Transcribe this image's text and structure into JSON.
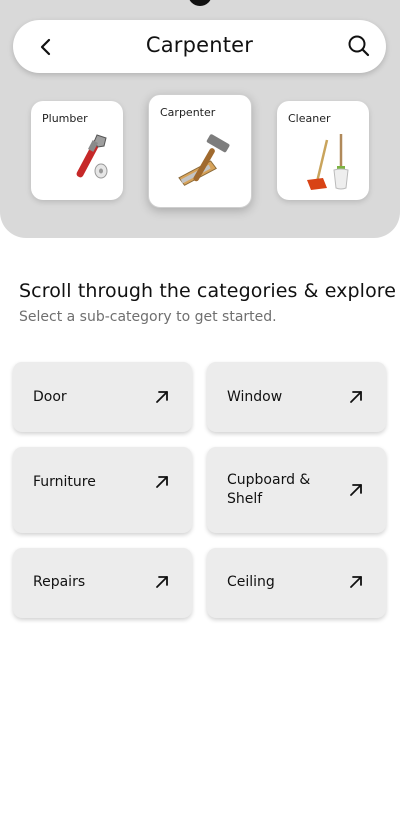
{
  "header": {
    "title": "Carpenter",
    "back_icon": "chevron-left-icon",
    "search_icon": "search-icon"
  },
  "categories": [
    {
      "label": "Plumber",
      "icon": "wrench-icon"
    },
    {
      "label": "Carpenter",
      "icon": "hammer-saw-icon",
      "selected": true
    },
    {
      "label": "Cleaner",
      "icon": "broom-mop-icon"
    }
  ],
  "intro": {
    "title": "Scroll through the categories & explore",
    "subtitle": "Select a sub-category to get started."
  },
  "subcategories": [
    {
      "label": "Door"
    },
    {
      "label": "Window"
    },
    {
      "label": "Furniture"
    },
    {
      "label": "Cupboard &\nShelf"
    },
    {
      "label": "Repairs"
    },
    {
      "label": "Ceiling"
    }
  ],
  "colors": {
    "panel": "#d9d9d9",
    "card": "#ffffff",
    "subcard": "#ececec",
    "subtitle": "#6f6f6f"
  }
}
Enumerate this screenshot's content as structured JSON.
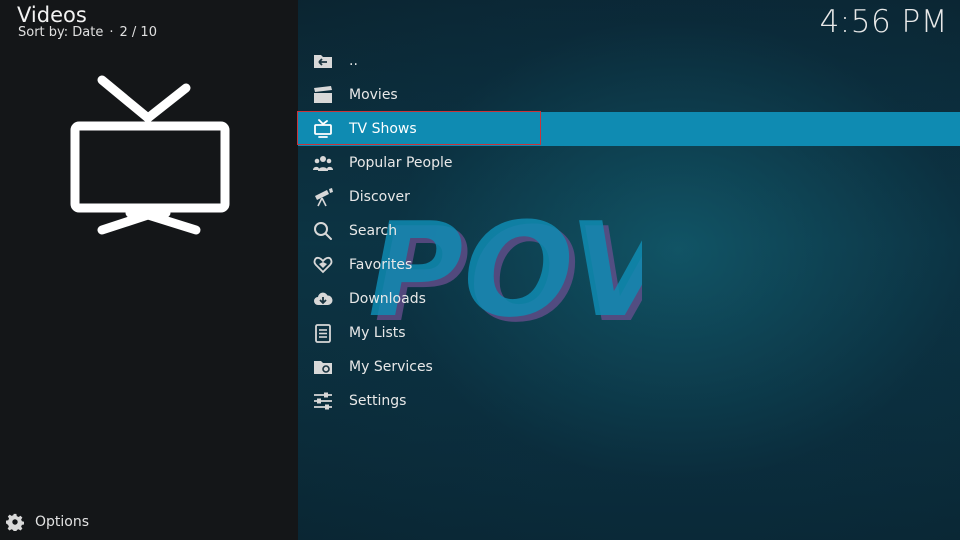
{
  "header": {
    "title": "Videos",
    "sort_label": "Sort by: Date",
    "position": "2 / 10"
  },
  "clock": "4:56 PM",
  "menu": {
    "items": [
      {
        "label": "..",
        "icon": "folder-up-icon"
      },
      {
        "label": "Movies",
        "icon": "clapperboard-icon"
      },
      {
        "label": "TV Shows",
        "icon": "tv-icon",
        "selected": true
      },
      {
        "label": "Popular People",
        "icon": "people-icon"
      },
      {
        "label": "Discover",
        "icon": "telescope-icon"
      },
      {
        "label": "Search",
        "icon": "search-icon"
      },
      {
        "label": "Favorites",
        "icon": "heart-icon"
      },
      {
        "label": "Downloads",
        "icon": "cloud-download-icon"
      },
      {
        "label": "My Lists",
        "icon": "list-icon"
      },
      {
        "label": "My Services",
        "icon": "folder-icon"
      },
      {
        "label": "Settings",
        "icon": "sliders-icon"
      }
    ]
  },
  "footer": {
    "options_label": "Options",
    "icon": "gear-icon"
  },
  "watermark_text": "POV",
  "colors": {
    "selected_bg": "#0f8bb2",
    "focus_border": "#c9343a",
    "watermark_fill": "#0f8bb2",
    "watermark_shadow": "#6a4f8f"
  }
}
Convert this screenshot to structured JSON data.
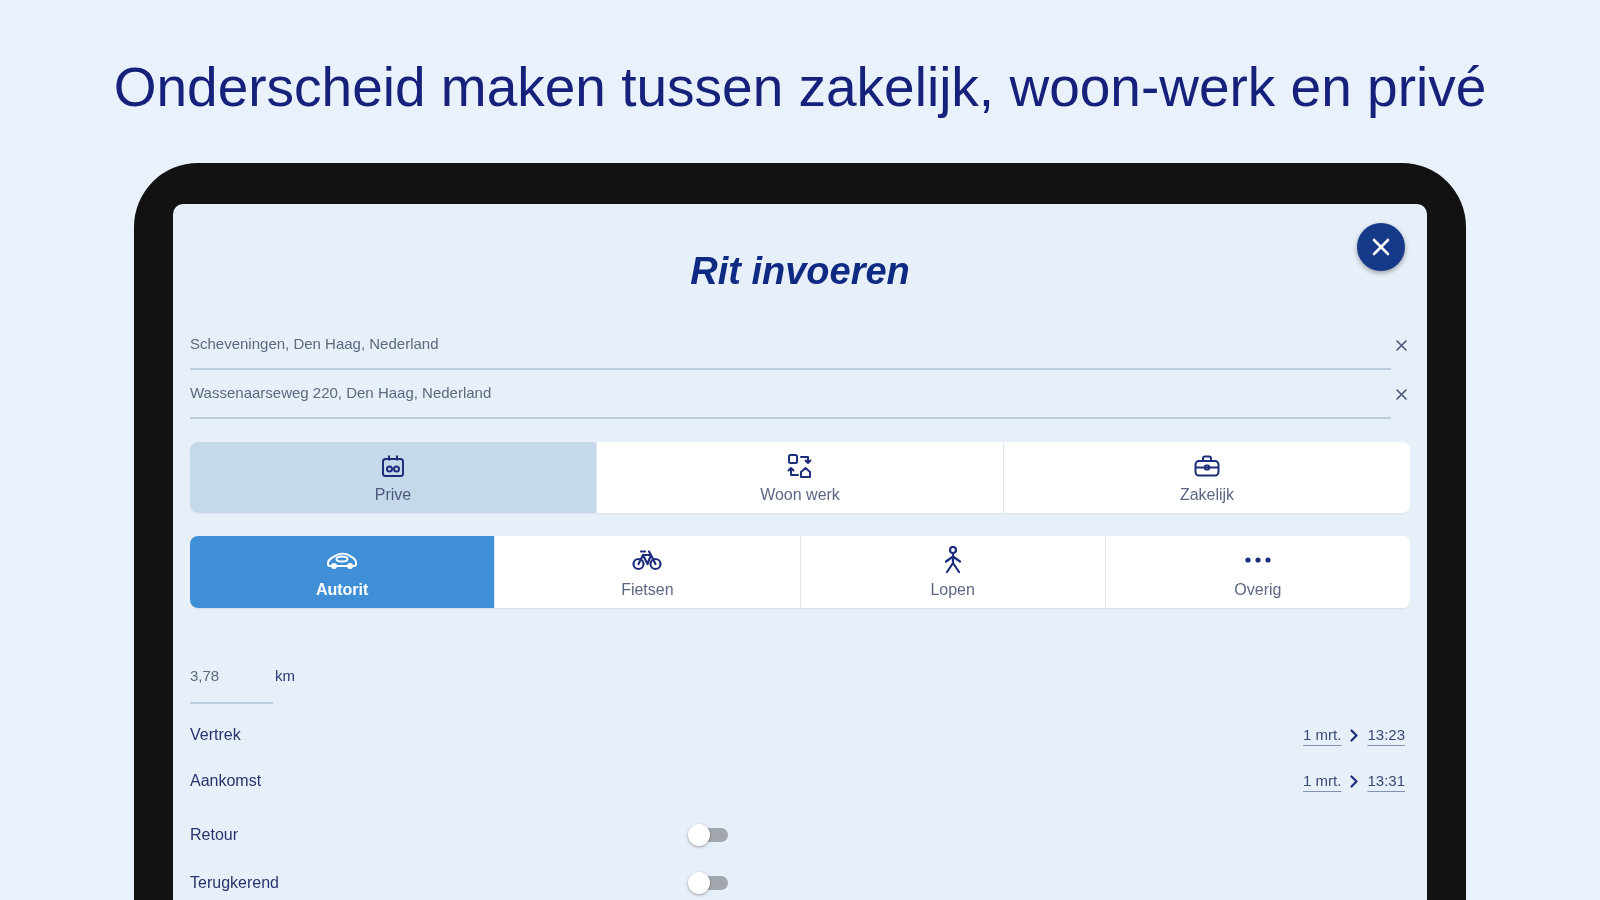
{
  "headline": "Onderscheid maken tussen zakelijk, woon-werk en privé",
  "dialog": {
    "title": "Rit invoeren"
  },
  "address_fields": [
    {
      "value": "Scheveningen, Den Haag, Nederland"
    },
    {
      "value": "Wassenaarseweg 220, Den Haag, Nederland"
    }
  ],
  "trip_types": [
    {
      "label": "Prive",
      "selected": true
    },
    {
      "label": "Woon werk",
      "selected": false
    },
    {
      "label": "Zakelijk",
      "selected": false
    }
  ],
  "transport_modes": [
    {
      "label": "Autorit",
      "selected": true
    },
    {
      "label": "Fietsen",
      "selected": false
    },
    {
      "label": "Lopen",
      "selected": false
    },
    {
      "label": "Overig",
      "selected": false
    }
  ],
  "distance": {
    "value": "3,78",
    "unit": "km"
  },
  "times": [
    {
      "label": "Vertrek",
      "date": "1 mrt.",
      "time": "13:23"
    },
    {
      "label": "Aankomst",
      "date": "1 mrt.",
      "time": "13:31"
    }
  ],
  "toggles": [
    {
      "label": "Retour",
      "on": false
    },
    {
      "label": "Terugkerend",
      "on": false
    }
  ]
}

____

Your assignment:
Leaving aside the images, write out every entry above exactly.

Exercise answer:
Transcribe this image's text and structure into JSON.
{
  "header": {
    "title": "Carpenter",
    "back_icon": "chevron-left-icon",
    "search_icon": "search-icon"
  },
  "categories": [
    {
      "label": "Plumber",
      "icon": "wrench-icon"
    },
    {
      "label": "Carpenter",
      "icon": "hammer-saw-icon",
      "selected": true
    },
    {
      "label": "Cleaner",
      "icon": "broom-mop-icon"
    }
  ],
  "intro": {
    "title": "Scroll through the categories & explore",
    "subtitle": "Select a sub-category to get started."
  },
  "subcategories": [
    {
      "label": "Door"
    },
    {
      "label": "Window"
    },
    {
      "label": "Furniture"
    },
    {
      "label": "Cupboard &\nShelf"
    },
    {
      "label": "Repairs"
    },
    {
      "label": "Ceiling"
    }
  ],
  "colors": {
    "panel": "#d9d9d9",
    "card": "#ffffff",
    "subcard": "#ececec",
    "subtitle": "#6f6f6f"
  }
}
Enumerate this screenshot's content as structured JSON.
{
  "header": {
    "title": "Videos",
    "sort_label": "Sort by: Date",
    "position": "2 / 10"
  },
  "clock": "4:56 PM",
  "menu": {
    "items": [
      {
        "label": "..",
        "icon": "folder-up-icon"
      },
      {
        "label": "Movies",
        "icon": "clapperboard-icon"
      },
      {
        "label": "TV Shows",
        "icon": "tv-icon",
        "selected": true
      },
      {
        "label": "Popular People",
        "icon": "people-icon"
      },
      {
        "label": "Discover",
        "icon": "telescope-icon"
      },
      {
        "label": "Search",
        "icon": "search-icon"
      },
      {
        "label": "Favorites",
        "icon": "heart-icon"
      },
      {
        "label": "Downloads",
        "icon": "cloud-download-icon"
      },
      {
        "label": "My Lists",
        "icon": "list-icon"
      },
      {
        "label": "My Services",
        "icon": "folder-icon"
      },
      {
        "label": "Settings",
        "icon": "sliders-icon"
      }
    ]
  },
  "footer": {
    "options_label": "Options",
    "icon": "gear-icon"
  },
  "watermark_text": "POV",
  "colors": {
    "selected_bg": "#0f8bb2",
    "focus_border": "#c9343a",
    "watermark_fill": "#0f8bb2",
    "watermark_shadow": "#6a4f8f"
  }
}
Convert this screenshot to structured JSON data.
{
  "headline": "Onderscheid maken tussen zakelijk, woon-werk en privé",
  "dialog": {
    "title": "Rit invoeren"
  },
  "address_fields": [
    {
      "value": "Scheveningen, Den Haag, Nederland"
    },
    {
      "value": "Wassenaarseweg 220, Den Haag, Nederland"
    }
  ],
  "trip_types": [
    {
      "label": "Prive",
      "selected": true
    },
    {
      "label": "Woon werk",
      "selected": false
    },
    {
      "label": "Zakelijk",
      "selected": false
    }
  ],
  "transport_modes": [
    {
      "label": "Autorit",
      "selected": true
    },
    {
      "label": "Fietsen",
      "selected": false
    },
    {
      "label": "Lopen",
      "selected": false
    },
    {
      "label": "Overig",
      "selected": false
    }
  ],
  "distance": {
    "value": "3,78",
    "unit": "km"
  },
  "times": [
    {
      "label": "Vertrek",
      "date": "1 mrt.",
      "time": "13:23"
    },
    {
      "label": "Aankomst",
      "date": "1 mrt.",
      "time": "13:31"
    }
  ],
  "toggles": [
    {
      "label": "Retour",
      "on": false
    },
    {
      "label": "Terugkerend",
      "on": false
    }
  ]
}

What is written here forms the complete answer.